The Greek Ministry of Health warns holidaymakers about mosquitoes that can transmit the West Nile virus. The virus can make you very sick and in some cases can even be fatal. Last year 316 people were infected in Greece, 50 people died from this. Take appropriate precautions against the (infected) mosquito.
Asian tiger mosquito (Aedes albopictus)
West Nile virus
West Nile virus is a virus that causes West Nile disease. The disease is transmitted by infected mosquitoes, including the West European domestic mosquito and tiger mosquito. The disease mainly causes flu-like symptoms such as fever, headache, muscle ache, skin rashes and enlarged lymph nodes. In some cases the disease can lead to meningitis and can be fatal in worst cases.
Last year in Greece 316 people were infected, 50 people died from this. What are the chances the virus will strike again this year? Sander Koenraadt, assistant professor of entomology and mosquito expert at Wageningen University, explains to the NOS: “The development of the virus in such a mosquito depends on the weather and the temperature. The warmer it gets, the faster the virus develops in such a mosquito. The more mosquitoes there are, the greater the chances you will be stung”.
Especially people over 50 have a higher risk of the serious symptoms of this disease. The symptoms develop 3 to 14 days after the infection and unfortunately there is no effective treatment. There is also no vaccine against this virus. So, it’s important to take the right precautions.
West Nile virus in Europe
The mosquito that can transmit the virus also occurs in the UK, but there is little chance that this mosquito actually carries the virus here. In the UK, the average temperature in the summer is 11 degrees. The virus needs about 2 weeks to develop and it does this particularly at warm temperatures.
“We studied the development of West Nile virus in the laboratory. At 18 degrees hardly anything happens, but at 23 and 28 degrees it does. At higher temperatures several dozen percent of mosquitoes get infected,” Koenraadt explains.
The virus has already been detected in other parts of Europe. On the map you can see in which countries the West Nile virus has occurred in the past 9 years.
“The question is not whether the West Nile virus is coming our way, but when! I cannot emphasise enough that this is not a reason to (anxiously) stay indoors. You can take plenty of precautions to have fewer mosquitoes in your immediate environment and to prevent from getting bitten.”
As there is no vaccine or effective treatment for the West Nile virus, it is important to take precautions. Fortunately, there are plenty of ways to reduce the chance of a bite from an (infected) mosquito. Here are a few preventive tips:
- Wear light-coloured, finely woven clothing
- Cover up your skin with clothing
- Remove and avoid places with stagnant water
- Sleep under a good quality mosquito net

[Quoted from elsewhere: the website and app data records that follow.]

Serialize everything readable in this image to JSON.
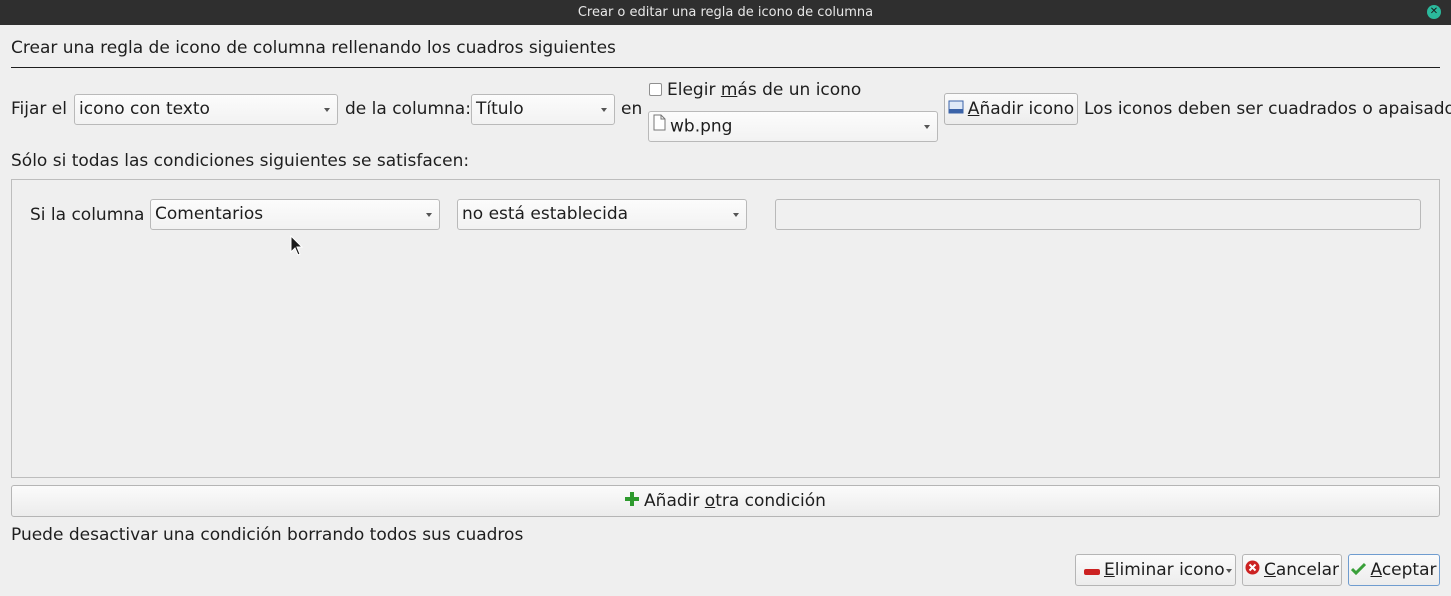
{
  "window": {
    "title": "Crear o editar una regla de icono de columna"
  },
  "heading": "Crear una regla de icono de columna rellenando los cuadros siguientes",
  "rule": {
    "set_label": "Fijar el",
    "kind_value": "icono con texto",
    "column_label": "de la columna:",
    "column_value": "Título",
    "in_label": "en",
    "multi_checkbox_label_pre": "Elegir ",
    "multi_checkbox_label_u": "m",
    "multi_checkbox_label_post": "ás de un icono",
    "multi_checked": false,
    "icon_value": "wb.png",
    "add_icon_u": "A",
    "add_icon_rest": "ñadir icono",
    "hint": "Los iconos deben ser cuadrados o apaisados"
  },
  "conditions_label": "Sólo si todas las condiciones siguientes se satisfacen:",
  "condition": {
    "if_label": "Si la columna",
    "column_value": "Comentarios",
    "operator_value": "no está establecida",
    "value": ""
  },
  "add_condition": {
    "pre": "Añadir ",
    "u": "o",
    "post": "tra condición"
  },
  "footer_hint": "Puede desactivar una condición borrando todos sus cuadros",
  "buttons": {
    "remove_u": "E",
    "remove_rest": "liminar icono",
    "cancel_u": "C",
    "cancel_rest": "ancelar",
    "accept_u": "A",
    "accept_rest": "ceptar"
  },
  "colors": {
    "titlebar": "#2f2f2f",
    "close": "#2bb99c",
    "plus": "#2e9a2e",
    "remove": "#cc2222",
    "cancel": "#cc2222",
    "accept": "#3aa03a"
  }
}
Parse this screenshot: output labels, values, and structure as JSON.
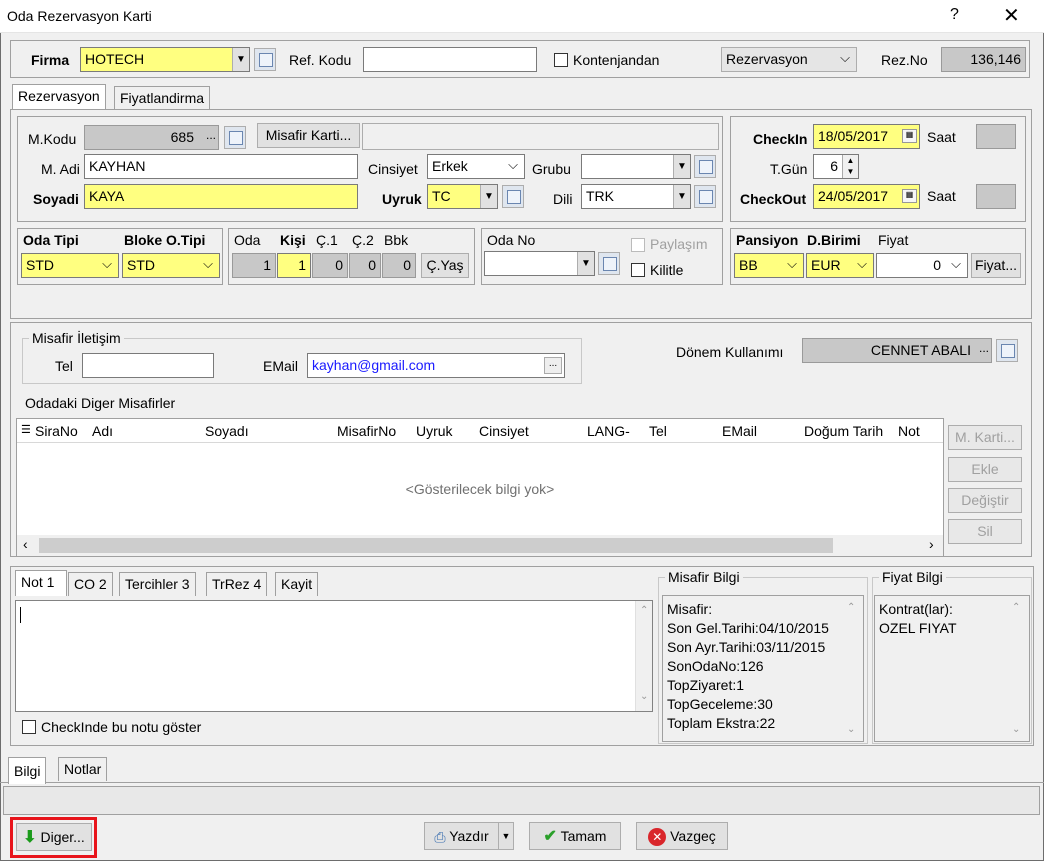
{
  "window": {
    "title": "Oda Rezervasyon Karti",
    "help": "?",
    "close": "✕"
  },
  "top": {
    "firma_label": "Firma",
    "firma_value": "HOTECH",
    "ref_label": "Ref. Kodu",
    "ref_value": "",
    "kontenjandan_label": "Kontenjandan",
    "type_value": "Rezervasyon",
    "rezno_label": "Rez.No",
    "rezno_value": "136,146"
  },
  "tabs": [
    "Rezervasyon",
    "Fiyatlandirma"
  ],
  "guest": {
    "mkodu_label": "M.Kodu",
    "mkodu_value": "685",
    "misafir_karti_button": "Misafir Karti...",
    "madi_label": "M. Adi",
    "madi_value": "KAYHAN",
    "cinsiyet_label": "Cinsiyet",
    "cinsiyet_value": "Erkek",
    "grubu_label": "Grubu",
    "grubu_value": "",
    "soyadi_label": "Soyadi",
    "soyadi_value": "KAYA",
    "uyruk_label": "Uyruk",
    "uyruk_value": "TC",
    "dili_label": "Dili",
    "dili_value": "TRK"
  },
  "dates": {
    "checkin_label": "CheckIn",
    "checkin_value": "18/05/2017",
    "saat_label": "Saat",
    "tgun_label": "T.Gün",
    "tgun_value": "6",
    "checkout_label": "CheckOut",
    "checkout_value": "24/05/2017"
  },
  "room": {
    "odatipi_label": "Oda Tipi",
    "odatipi_value": "STD",
    "bloke_label": "Bloke O.Tipi",
    "bloke_value": "STD",
    "oda_label": "Oda",
    "oda_value": "1",
    "kisi_label": "Kişi",
    "kisi_value": "1",
    "c1_label": "Ç.1",
    "c1_value": "0",
    "c2_label": "Ç.2",
    "c2_value": "0",
    "bbk_label": "Bbk",
    "bbk_value": "0",
    "cyas_button": "Ç.Yaş",
    "odano_label": "Oda No",
    "odano_value": "",
    "paylasim_label": "Paylaşım",
    "kilitle_label": "Kilitle"
  },
  "pricing": {
    "pansiyon_label": "Pansiyon",
    "pansiyon_value": "BB",
    "dbirimi_label": "D.Birimi",
    "dbirimi_value": "EUR",
    "fiyat_label": "Fiyat",
    "fiyat_value": "0",
    "fiyat_button": "Fiyat..."
  },
  "contact": {
    "group_title": "Misafir İletişim",
    "tel_label": "Tel",
    "tel_value": "",
    "email_label": "EMail",
    "email_value": "kayhan@gmail.com",
    "donem_label": "Dönem Kullanımı",
    "donem_value": "CENNET ABALI"
  },
  "others": {
    "group_title": "Odadaki Diger Misafirler",
    "columns": [
      "SiraNo",
      "Adı",
      "Soyadı",
      "MisafirNo",
      "Uyruk",
      "Cinsiyet",
      "LANG-",
      "Tel",
      "EMail",
      "Doğum Tarih",
      "Not"
    ],
    "empty_text": "<Gösterilecek bilgi yok>",
    "buttons": [
      "M. Karti...",
      "Ekle",
      "Değiştir",
      "Sil"
    ]
  },
  "notes": {
    "tabs": [
      "Not 1",
      "CO 2",
      "Tercihler 3",
      "TrRez 4",
      "Kayit"
    ],
    "text": "",
    "show_checkin_label": "CheckInde bu notu göster"
  },
  "misafir_bilgi": {
    "title": "Misafir Bilgi",
    "lines": [
      "Misafir:",
      "Son Gel.Tarihi:04/10/2015",
      "Son Ayr.Tarihi:03/11/2015",
      "SonOdaNo:126",
      "TopZiyaret:1",
      "TopGeceleme:30",
      "Toplam Ekstra:22"
    ]
  },
  "fiyat_bilgi": {
    "title": "Fiyat Bilgi",
    "lines": [
      "Kontrat(lar):",
      "OZEL FIYAT"
    ]
  },
  "bottom_tabs": [
    "Bilgi",
    "Notlar"
  ],
  "footer": {
    "diger_button": "Diger...",
    "yazdir_button": "Yazdır",
    "tamam_button": "Tamam",
    "vazgec_button": "Vazgeç"
  },
  "colors": {
    "highlight": "#ffff80",
    "focus_box": "#e8141b",
    "email_text": "#1a1aff"
  }
}
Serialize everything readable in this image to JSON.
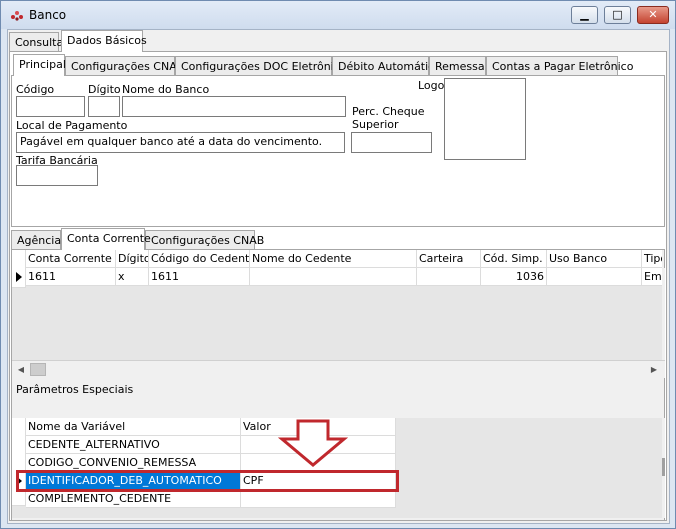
{
  "window": {
    "title": "Banco",
    "minimize_glyph": "▁",
    "maximize_glyph": "□",
    "close_glyph": "✕"
  },
  "main_tabs": [
    "Consulta",
    "Dados Básicos"
  ],
  "sub_tabs": [
    "Principal",
    "Configurações CNAB",
    "Configurações DOC Eletrônico",
    "Débito Automático",
    "Remessa",
    "Contas a Pagar Eletrônico"
  ],
  "form": {
    "codigo_label": "Código",
    "digito_label": "Dígito",
    "nome_banco_label": "Nome do Banco",
    "logo_label": "Logo",
    "perc_cheque_label_1": "Perc. Cheque",
    "perc_cheque_label_2": "Superior",
    "local_pagamento_label": "Local de Pagamento",
    "local_pagamento_value": "Pagável em qualquer banco até a data do vencimento.",
    "tarifa_label": "Tarifa Bancária",
    "codigo_value": "",
    "digito_value": "",
    "nome_banco_value": "",
    "perc_cheque_value": "",
    "tarifa_value": ""
  },
  "lower_tabs": [
    "Agência",
    "Conta Corrente",
    "Configurações CNAB"
  ],
  "accounts_grid": {
    "headers": [
      "Conta Corrente",
      "Dígito",
      "Código do Cedente",
      "Nome do Cedente",
      "Carteira",
      "Cód. Simp.",
      "Uso Banco",
      "Tipo"
    ],
    "row": [
      "1611",
      "x",
      "1611",
      "",
      "",
      "1036",
      "",
      "Emp"
    ]
  },
  "params": {
    "section_label": "Parâmetros Especiais",
    "headers": [
      "Nome da Variável",
      "Valor"
    ],
    "rows": [
      {
        "name": "CEDENTE_ALTERNATIVO",
        "value": ""
      },
      {
        "name": "CODIGO_CONVENIO_REMESSA",
        "value": ""
      },
      {
        "name": "IDENTIFICADOR_DEB_AUTOMATICO",
        "value": "CPF"
      },
      {
        "name": "COMPLEMENTO_CEDENTE",
        "value": ""
      }
    ]
  },
  "colors": {
    "highlight_box": "#c0282d",
    "arrow": "#c0282d",
    "selected_cell": "#0078d7"
  },
  "scroll_glyphs": {
    "left": "◀",
    "right": "▶"
  }
}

- Apply Anti-Insect DEET or Anti-Insect Natural to your skin
Bitten by a mosquito? Unfortunately, there is no treatment for the disease. There are several measures that you can take to relieve the itch. With the Click-Away Bite Relief you can reduce itching and swelling within minutes. And with a soothing gel you can relieve pain and itching and cool irritated skin.
We always recommend consulting a doctor if symptoms of the virus occur.
Based on natural lemon-eucalyptus extracts and does not contain DEET. Natural can be used on children from 3 months and protects against mosquitoes and ticks for up to 6 hours.
With a mosquito net you keep mosquitoes, insects and other bugs away so you can enjoy an undisturbed night’s sleep. While traveling and at home!
DEET is an active substance that is most effective against (tropical) mosquitoes and ticks. Apply it to uncovered skin. The percentage determines the duration of action.